Friday, August 3, 2012
I decided to run a small sample test involving 5 different tire dressings. Now before you complain that I didn't include your choice you need to remember I have no budget for running tests or support or sponsorship from any of the products involved. I bought these products at retail.
I am not sure of the actual chemistry for any of the numerous products BUT I will offer some general guidelines for selecting a product.
Foremost Don't do damage as you try and "protect" your tires.
For the test I marked off six different areas. One for each product plus one where no product was used. The tire sidewall I used was from a scrap tire that was punctured when almost new. I never washed the tire but I did just hose it off a few times. It has been left outside for over a year here in NE Ohio. Sometimes I would treat the tire each week. Other times I might not treat the tire for a number of weeks.
I will present two pictures for each product. One as the tire looks 5 days after treatment. The second picture was taken immediately after treatment. Most of the time between the pictures the tire sat in full sun at 85° to 95° ambient. It did rain hard one day.
In the order of the product seen in the picture above.
Since there is a color difference I am also providing pictures taken at the same time of the non-treated section.
I will not pass judgement or make any comments other than to say I made no edits to the pictures other than cropping and resizing the pictures. It is up to you to decide the "look" you want.
The general guidelines for selecting a tire dressing would be:
1. No Petroleum Distillates. This is a general recommendation from various tire manufacturers.
2. Do not use any abrasive brush. I remember back in the 60's (before I knew better) I used SOS pad to clean my wide white sidewalls. I now know what I was doing was removing rubber and leaving small scratches in the tire. If I had done a lot of this I would have severely damaged the sidewall. Stiff brush or hard rubbing with rag can do minor damage and leave microscopic scratches which could initiate cracks.
3. No high pressure steam clean. This will remove all the protective materials that are built into the tire and if you get too close you have seen the damage shown in a previous blog post.
4. Some products make a lot of claims but I have never seen a direct comparison published.
5. Foaming action products would seem to be good. I have used this type of product on my passenger car. It doesn't seem to remove the tire materials. One brand I have personally used does appear to "wash-off" after a couple weeks so I have no reason to believe it is hurting the tire. I have not checked all of the dozen or so foaming "cleaners" so you will need to read the label and watch for petroleum distillates

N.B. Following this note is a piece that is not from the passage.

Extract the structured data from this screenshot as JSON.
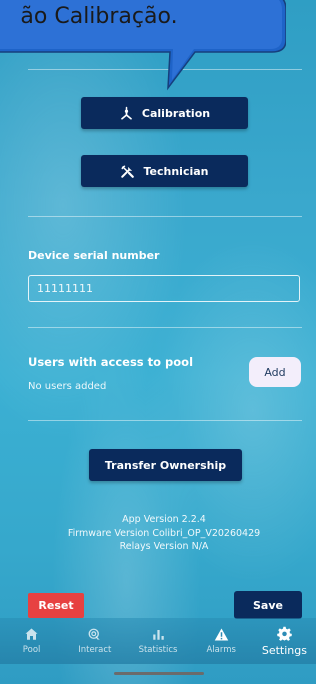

Bottom line. For normal use on a vehicle that is driven frequently, you are allowing the protective materials to work out to the surface of the tire. I see no reason why you cannot wash your tires with the same methods and materials you use on the paint of your vehicles. The issue with RV tires is that you normally will not be replacing the tires after 4 or 5 years. RV tires need help as sitting for long periods is not really good for tires. White tire covers (See THIS post) are best they no only protect from UV they also help to keep the tires from excess heat which artificially ages them. See my previous three posts on covers.
If the product or cleaning method isn't something you would use on your car's paint then you might not want to use it on your tires.